As business picked up, Tiny Hearts was approached by a local landlord interested in opening a flower shop. At first, they were hesitant, troubled by the same concerns that led Hosta Hill to pause their farming operation.
“The downsides of the shop are the downsides of adding any new arm to your business,” said Elliott. “It’s expensive, you need to put the money up up-front, it requires a lot more labor, and it puts a lot more stress on all of your resources. We’re experiencing all of that. We had to take out a lot more loans to open it up.”
Ultimately, though, Elliott saw the opportunity to grow the Tiny Hearts’ business and upgrade the brand by opening a shop.
“We were seeing steady growth in the weddings and events business, and it was obvious that the flower shop could only help that business,” said Elliott. “Just having a brick-and-mortar place that people could see, could come into — it’s beautiful in there. It lends us some legitimacy. Even though we’re doing the same work with the same flowers, if a bride comes into our mucky, dark barn, or comes to visit us in this beautiful shop with lofty ceilings and chandeliers, she gets a really different experience and a really different view of what we do here.”
In addition to boosting established business, Elliott sees the flower shop as a vehicle for expanding into new revenue streams.
“The flower shop can bring in so many different types of revenues,” said Elliott. “We have a beautiful workshop in the back, so we’ve done a couple floral design classes there, and we’re going to do more … We’re also thinking about renting out the studio. Florists come up from NYC to do weddings in the Hudson Valley and need a space to work in. So I think there’s a potential for renting it out.”
Threading the needle
Narendra Varma, co-owner of Our Table Cooperative in Sherwood, Oregon, knows about the trials and tribulations of diversification all too well. His farm and cooperative market have been through the ringer — expanding into new revenue streams, cutting losses when they don’t pay off, constantly tinkering with the business model to stay viable while still focusing on his core mission of providing local, healthful, sustainable food.
“In theory, diversification should stabilize revenue over the year, but I’m not sure it does in practice,” said Varma. “All of these pieces add cost and add distraction as well; so it’s never as simple as that. There’s a reason why they teach you in business schools to focus on the one thing you do well and to only do that.
“In the farm world, it’s become very popular to talk about value-added products,” Varma continued. “Even something as simple as a frozen berry: when I sell a fresh berry, I sell it. It’s done, even if I’m not happy about the price. Whereas if I store it as a frozen product, every single day that I store it, it’s adding cost. So value-added production often just becomes cost-added production.”
Elling at Hosta Hill took a similar view. “Why stress out about that thing that’s not working? Let it go if it’s not profitable,” she said.

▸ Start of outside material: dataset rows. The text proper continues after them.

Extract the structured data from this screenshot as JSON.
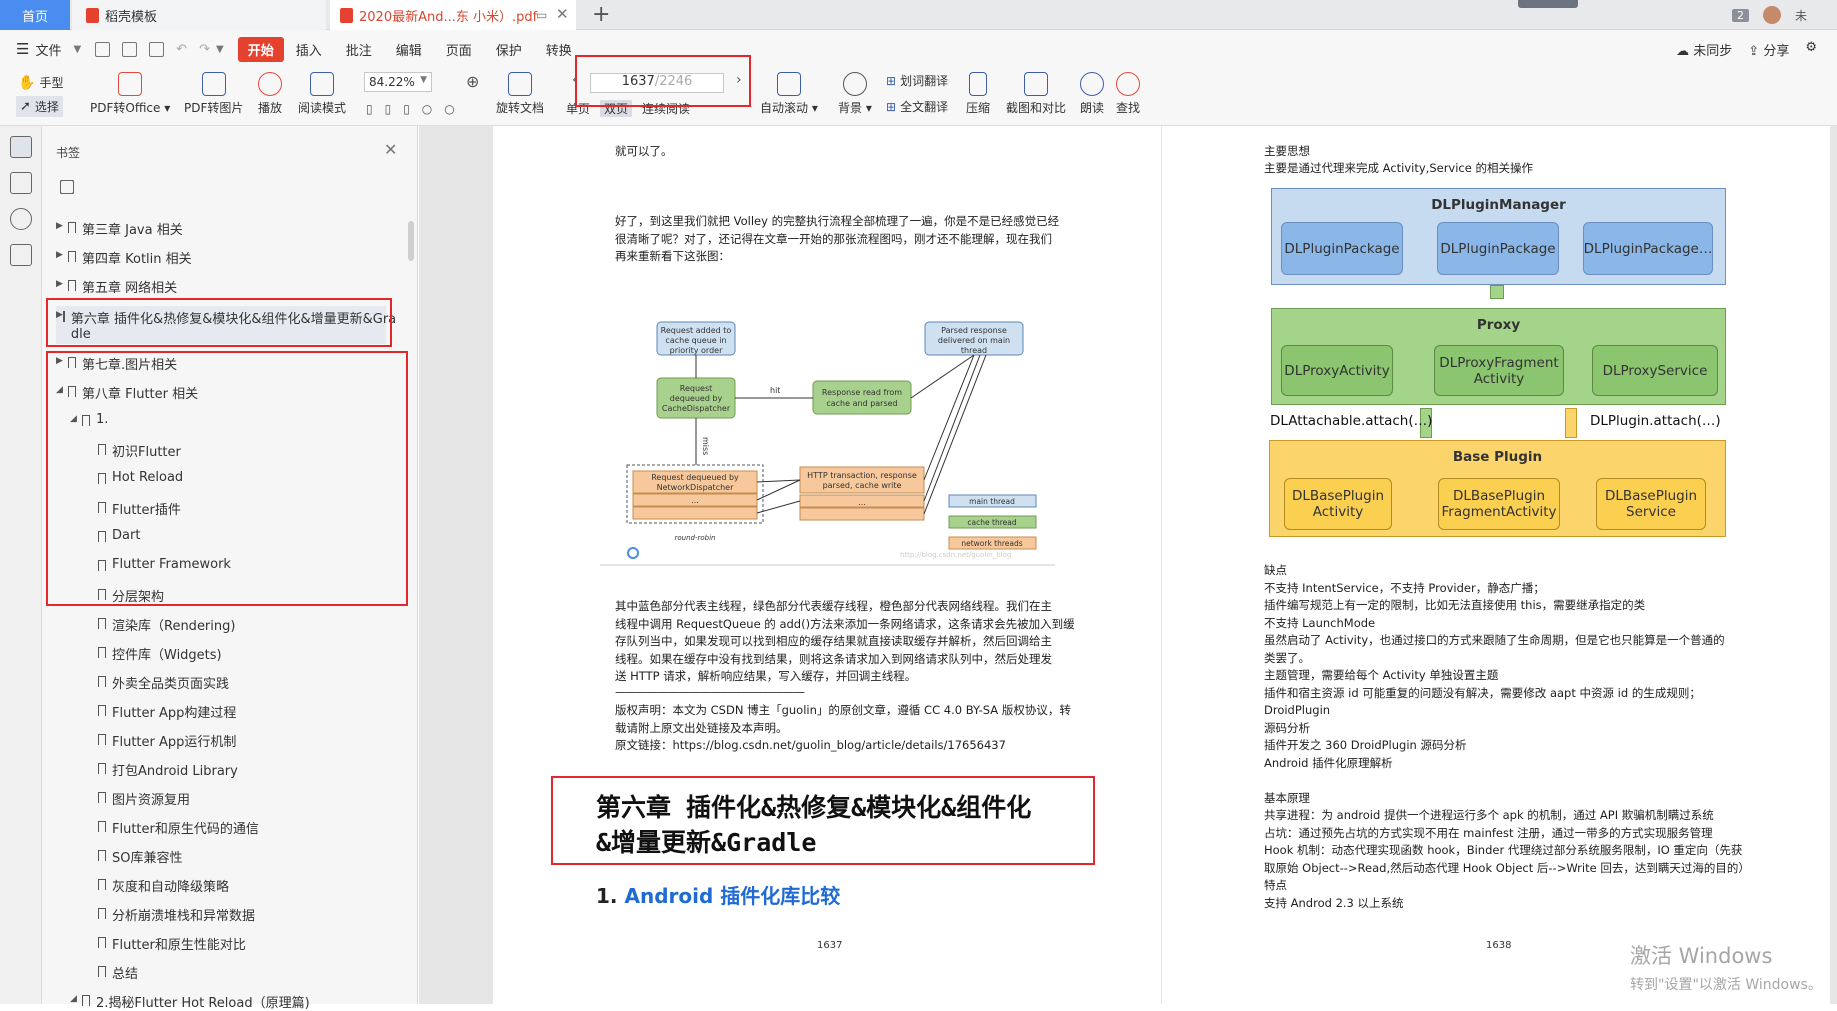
{
  "tabs": {
    "home": "首页",
    "doc": "稻壳模板",
    "pdf": "2020最新And...东 小米）.pdf",
    "badge": "2",
    "user": "未"
  },
  "menu": {
    "file": "文件",
    "start": "开始",
    "items": [
      "插入",
      "批注",
      "编辑",
      "页面",
      "保护",
      "转换"
    ],
    "sync": "未同步",
    "share": "分享"
  },
  "toolbar": {
    "hand": "手型",
    "select": "选择",
    "pdf_office": "PDF转Office",
    "pdf_image": "PDF转图片",
    "play": "播放",
    "read_mode": "阅读模式",
    "zoom": "84.22%",
    "rotate": "旋转文档",
    "single": "单页",
    "double": "双页",
    "continuous": "连续阅读",
    "auto_scroll": "自动滚动",
    "background": "背景",
    "word_translate": "划词翻译",
    "full_translate": "全文翻译",
    "compress": "压缩",
    "screenshot": "截图和对比",
    "read_aloud": "朗读",
    "find": "查找",
    "page_current": "1637",
    "page_total": "/2246"
  },
  "panel": {
    "title": "书签",
    "bookmarks": [
      {
        "label": "第三章 Java 相关",
        "arrow": "▶"
      },
      {
        "label": "第四章 Kotlin 相关",
        "arrow": "▶"
      },
      {
        "label": "第五章 网络相关",
        "arrow": "▶"
      },
      {
        "label": "第六章 插件化&热修复&模块化&组件化&增量更新&Gra",
        "label2": "dle",
        "arrow": "▶"
      },
      {
        "label": "第七章.图片相关",
        "arrow": "▶"
      },
      {
        "label": "第八章 Flutter 相关",
        "arrow": "◢"
      },
      {
        "label": "1.",
        "arrow": "◢"
      },
      {
        "label": "初识Flutter"
      },
      {
        "label": "Hot Reload"
      },
      {
        "label": "Flutter插件"
      },
      {
        "label": "Dart"
      },
      {
        "label": "Flutter Framework"
      },
      {
        "label": "分层架构"
      },
      {
        "label": "渲染库（Rendering)"
      },
      {
        "label": "控件库（Widgets)"
      },
      {
        "label": "外卖全品类页面实践"
      },
      {
        "label": "Flutter App构建过程"
      },
      {
        "label": "Flutter App运行机制"
      },
      {
        "label": "打包Android Library"
      },
      {
        "label": "图片资源复用"
      },
      {
        "label": "Flutter和原生代码的通信"
      },
      {
        "label": "SO库兼容性"
      },
      {
        "label": "灰度和自动降级策略"
      },
      {
        "label": "分析崩溃堆栈和异常数据"
      },
      {
        "label": "Flutter和原生性能对比"
      },
      {
        "label": "总结"
      },
      {
        "label": "2.揭秘Flutter Hot Reload（原理篇)",
        "arrow": "◢"
      }
    ]
  },
  "page1": {
    "l1": "就可以了。",
    "p1": [
      "好了，到这里我们就把 Volley 的完整执行流程全部梳理了一遍，你是不是已经感觉已经",
      "很清晰了呢？对了，还记得在文章一开始的那张流程图吗，刚才还不能理解，现在我们",
      "再来重新看下这张图："
    ],
    "diagram": {
      "b1": "Request added to cache queue in priority order",
      "b2": "Request dequeued by CacheDispatcher",
      "b3": "Response read from cache and parsed",
      "b4": "Parsed response delivered on main thread",
      "b5": "Request dequeued by NetworkDispatcher",
      "b6": "HTTP transaction, response parsed, cache write",
      "hit": "hit",
      "miss": "miss",
      "rr": "round-robin",
      "leg1": "main thread",
      "leg2": "cache thread",
      "leg3": "network threads",
      "dots": "...",
      "url": "http://blog.csdn.net/guolin_blog"
    },
    "p2": [
      "其中蓝色部分代表主线程，绿色部分代表缓存线程，橙色部分代表网络线程。我们在主",
      "线程中调用 RequestQueue 的 add()方法来添加一条网络请求，这条请求会先被加入到缓",
      "存队列当中，如果发现可以找到相应的缓存结果就直接读取缓存并解析，然后回调给主",
      "线程。如果在缓存中没有找到结果，则将这条请求加入到网络请求队列中，然后处理发",
      "送 HTTP 请求，解析响应结果，写入缓存，并回调主线程。"
    ],
    "rule": "——————————————————",
    "p3": [
      "版权声明：本文为 CSDN 博主「guolin」的原创文章，遵循  CC 4.0 BY-SA 版权协议，转",
      "载请附上原文出处链接及本声明。",
      "原文链接：https://blog.csdn.net/guolin_blog/article/details/17656437"
    ],
    "chapter": [
      "第六章 插件化&热修复&模块化&组件化",
      "&增量更新&Gradle"
    ],
    "sec_num": "1.",
    "sec_title": "Android 插件化库比较",
    "num": "1637"
  },
  "page2": {
    "t1": "主要思想",
    "t2": "主要是通过代理来完成 Activity,Service 的相关操作",
    "diag": {
      "mgr": "DLPluginManager",
      "pk1": "DLPluginPackage",
      "pk2": "DLPluginPackage",
      "pk3": "DLPluginPackage…",
      "proxy": "Proxy",
      "pa": "DLProxyActivity",
      "pf1": "DLProxyFragment",
      "pf2": "Activity",
      "ps": "DLProxyService",
      "att": "DLAttachable.attach(…)",
      "plg": "DLPlugin.attach(…)",
      "base": "Base Plugin",
      "b1a": "DLBasePlugin",
      "b1b": "Activity",
      "b2a": "DLBasePlugin",
      "b2b": "FragmentActivity",
      "b3a": "DLBasePlugin",
      "b3b": "Service"
    },
    "lines": [
      "缺点",
      "不支持 IntentService，不支持  Provider，静态广播；",
      "插件编写规范上有一定的限制，比如无法直接使用 this，需要继承指定的类",
      "不支持 LaunchMode",
      "虽然启动了 Activity，也通过接口的方式来跟随了生命周期，但是它也只能算是一个普通的",
      "类罢了。",
      "主题管理，需要给每个 Activity 单独设置主题",
      "插件和宿主资源  id 可能重复的问题没有解决，需要修改  aapt 中资源  id 的生成规则；",
      "DroidPlugin",
      "源码分析",
      "插件开发之 360 DroidPlugin 源码分析",
      "Android 插件化原理解析",
      "",
      "基本原理",
      "共享进程：为 android 提供一个进程运行多个 apk 的机制，通过 API 欺骗机制瞒过系统",
      "占坑：通过预先占坑的方式实现不用在 mainfest 注册，通过一带多的方式实现服务管理",
      "Hook 机制：动态代理实现函数 hook，Binder 代理绕过部分系统服务限制，IO 重定向（先获",
      "取原始 Object-->Read,然后动态代理 Hook Object 后-->Write 回去，达到瞒天过海的目的）",
      "特点",
      "支持 Androd 2.3 以上系统"
    ],
    "num": "1638"
  },
  "watermark": {
    "w1": "激活 Windows",
    "w2": "转到\"设置\"以激活 Windows。"
  },
  "colors": {
    "accent": "#4a8cf0",
    "start": "#e5412f",
    "highlight": "#e3272a",
    "blue_box": "#a9c8ec",
    "green_box": "#a3d48a",
    "yellow_box": "#fbd46b"
  }
}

But even when a new venture is not hemorrhaging money, farmers and business owners must consider whether it’s worth the time, or even the hassle and stress. That’s ultimately what led Elling to pause farm production.
“If it’s profitable or not, if it’s stressing you out and you hate it, why are you doing it?” she said. “It’s a balance, how you want to run your life and your business.”

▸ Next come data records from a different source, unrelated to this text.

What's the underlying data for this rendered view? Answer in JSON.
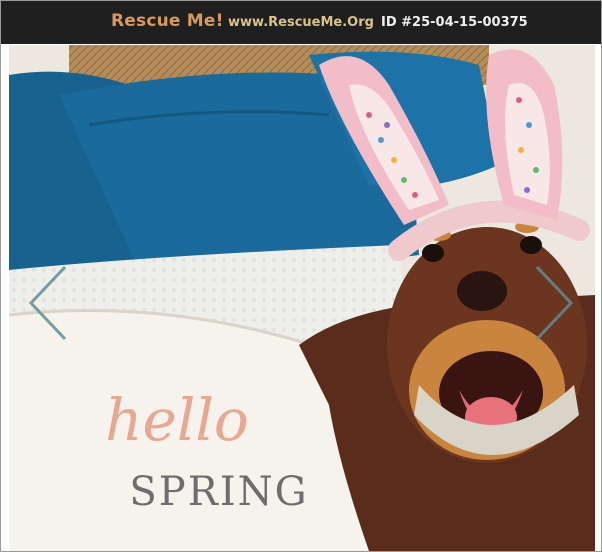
{
  "header": {
    "brand": "Rescue Me!",
    "site": "www.RescueMe.Org",
    "pet_id": "ID #25-04-15-00375"
  },
  "photo": {
    "pillow_line1": "hello",
    "pillow_line2": "SPRING"
  },
  "icons": {
    "prev": "chevron-left-icon",
    "next": "chevron-right-icon"
  },
  "colors": {
    "header_bg": "#1f1f1f",
    "brand": "#d99a56",
    "site": "#d9c38b",
    "arrow": "#5f8d93"
  }
}
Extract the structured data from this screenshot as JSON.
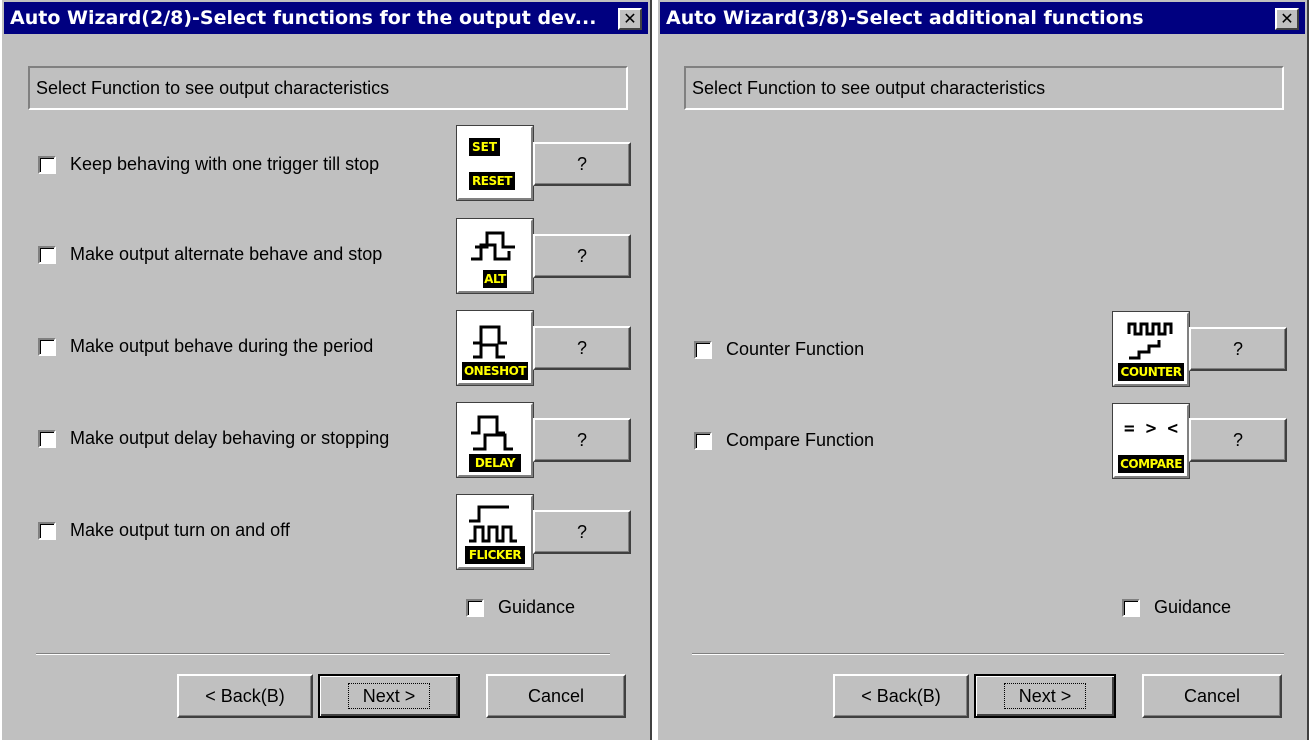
{
  "dialogs": [
    {
      "title": "Auto Wizard(2/8)-Select functions for the output dev...",
      "close_glyph": "✕",
      "info_text": "Select Function to see output characteristics",
      "functions": [
        {
          "label": "Keep behaving with one trigger till stop",
          "icon": "set-reset-icon",
          "icon_text_top": "SET",
          "icon_text": "RESET",
          "help_label": "?"
        },
        {
          "label": "Make output alternate behave and stop",
          "icon": "alt-icon",
          "icon_text": "ALT",
          "help_label": "?"
        },
        {
          "label": "Make output behave during the period",
          "icon": "oneshot-icon",
          "icon_text": "ONESHOT",
          "help_label": "?"
        },
        {
          "label": "Make output delay behaving or stopping",
          "icon": "delay-icon",
          "icon_text": "DELAY",
          "help_label": "?"
        },
        {
          "label": "Make output turn on and off",
          "icon": "flicker-icon",
          "icon_text": "FLICKER",
          "help_label": "?"
        }
      ],
      "guidance_label": "Guidance",
      "buttons": {
        "back": "< Back(B)",
        "next": "Next >",
        "cancel": "Cancel"
      }
    },
    {
      "title": "Auto Wizard(3/8)-Select additional functions",
      "close_glyph": "✕",
      "info_text": "Select Function to see output characteristics",
      "functions": [
        {
          "label": "Counter Function",
          "icon": "counter-icon",
          "icon_text": "COUNTER",
          "help_label": "?"
        },
        {
          "label": "Compare Function",
          "icon": "compare-icon",
          "icon_text": "COMPARE",
          "icon_symbol": "= > <",
          "help_label": "?"
        }
      ],
      "guidance_label": "Guidance",
      "buttons": {
        "back": "< Back(B)",
        "next": "Next >",
        "cancel": "Cancel"
      }
    }
  ]
}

Good diversification strategies capitalize on existing strengths, like using land, crops or infrastructure a farmer already has. Additional revenue streams are best when they build off the business’ knowledge and customer base. They make sense on paper and also fit into the lifestyle the farmer wants. It’s a difficult needle to thread, but the payoff can be enormous.